──────── Data shown ────────
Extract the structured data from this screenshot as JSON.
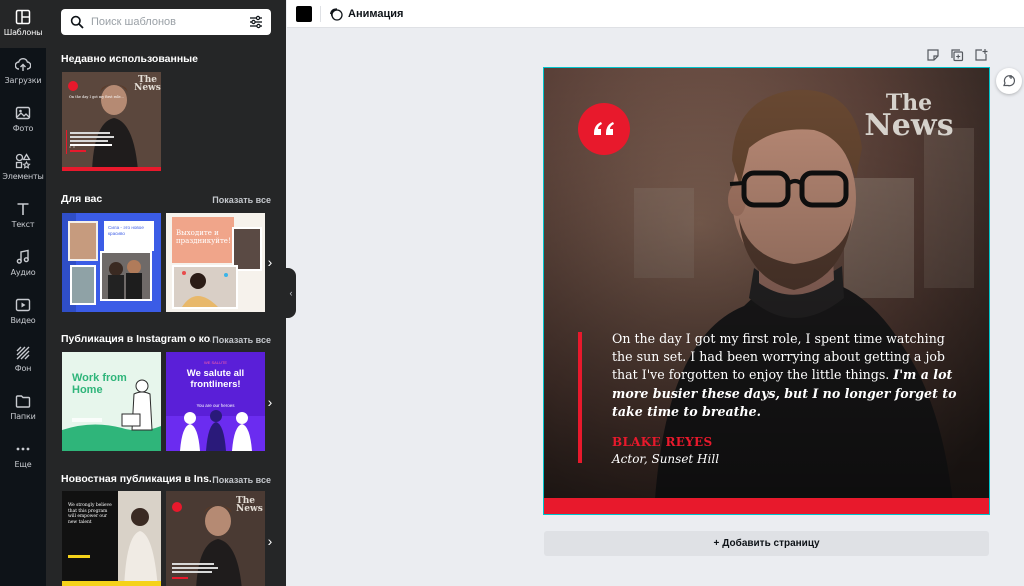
{
  "sidebar": {
    "items": [
      {
        "label": "Шаблоны",
        "icon": "templates-icon"
      },
      {
        "label": "Загрузки",
        "icon": "upload-icon"
      },
      {
        "label": "Фото",
        "icon": "photo-icon"
      },
      {
        "label": "Элементы",
        "icon": "elements-icon"
      },
      {
        "label": "Текст",
        "icon": "text-icon"
      },
      {
        "label": "Аудио",
        "icon": "audio-icon"
      },
      {
        "label": "Видео",
        "icon": "video-icon"
      },
      {
        "label": "Фон",
        "icon": "background-icon"
      },
      {
        "label": "Папки",
        "icon": "folder-icon"
      },
      {
        "label": "Еще",
        "icon": "more-icon"
      }
    ]
  },
  "templates_panel": {
    "search_placeholder": "Поиск шаблонов",
    "sections": [
      {
        "title": "Недавно использованные"
      },
      {
        "title": "Для вас",
        "link": "Показать все"
      },
      {
        "title": "Публикация в Instagram о ко...",
        "link": "Показать все"
      },
      {
        "title": "Новостная публикация в Ins...",
        "link": "Показать все"
      }
    ],
    "thumbs": {
      "recent_quote": "The News",
      "for_you_1": "Сила - это новое красиво",
      "for_you_2": "Выходите и праздникуйте!",
      "work_from_home": "Work from Home",
      "frontliners_top": "WE SALUTE",
      "frontliners": "We salute all frontliners!",
      "frontliners_sub": "You are our heroes",
      "news_1": "We strongly believe that this program will empower our new talent"
    }
  },
  "toolbar": {
    "color": "#000000",
    "animation_label": "Анимация"
  },
  "design": {
    "logo_line1": "The",
    "logo_line2": "News",
    "quote_regular": "On the day I got my first role, I spent time watching the sun set. I had been worrying about getting a job that I've forgotten to enjoy the little things. ",
    "quote_emphasis": "I'm a lot more busier these days, but I no longer forget to take time to breathe.",
    "author": "BLAKE REYES",
    "role": "Actor, Sunset Hill",
    "accent": "#e8192c"
  },
  "add_page_label": "Добавить страницу"
}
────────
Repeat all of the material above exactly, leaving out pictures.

Extract the structured data from this screenshot as JSON.
{
  "sidebar": {
    "items": [
      {
        "label": "Шаблоны",
        "icon": "templates-icon"
      },
      {
        "label": "Загрузки",
        "icon": "upload-icon"
      },
      {
        "label": "Фото",
        "icon": "photo-icon"
      },
      {
        "label": "Элементы",
        "icon": "elements-icon"
      },
      {
        "label": "Текст",
        "icon": "text-icon"
      },
      {
        "label": "Аудио",
        "icon": "audio-icon"
      },
      {
        "label": "Видео",
        "icon": "video-icon"
      },
      {
        "label": "Фон",
        "icon": "background-icon"
      },
      {
        "label": "Папки",
        "icon": "folder-icon"
      },
      {
        "label": "Еще",
        "icon": "more-icon"
      }
    ]
  },
  "templates_panel": {
    "search_placeholder": "Поиск шаблонов",
    "sections": [
      {
        "title": "Недавно использованные"
      },
      {
        "title": "Для вас",
        "link": "Показать все"
      },
      {
        "title": "Публикация в Instagram о ко...",
        "link": "Показать все"
      },
      {
        "title": "Новостная публикация в Ins...",
        "link": "Показать все"
      }
    ],
    "thumbs": {
      "recent_quote": "The News",
      "for_you_1": "Сила - это новое красиво",
      "for_you_2": "Выходите и праздникуйте!",
      "work_from_home": "Work from Home",
      "frontliners_top": "WE SALUTE",
      "frontliners": "We salute all frontliners!",
      "frontliners_sub": "You are our heroes",
      "news_1": "We strongly believe that this program will empower our new talent"
    }
  },
  "toolbar": {
    "color": "#000000",
    "animation_label": "Анимация"
  },
  "design": {
    "logo_line1": "The",
    "logo_line2": "News",
    "quote_regular": "On the day I got my first role, I spent time watching the sun set. I had been worrying about getting a job that I've forgotten to enjoy the little things. ",
    "quote_emphasis": "I'm a lot more busier these days, but I no longer forget to take time to breathe.",
    "author": "BLAKE REYES",
    "role": "Actor, Sunset Hill",
    "accent": "#e8192c"
  },
  "add_page_label": "Добавить страницу"
}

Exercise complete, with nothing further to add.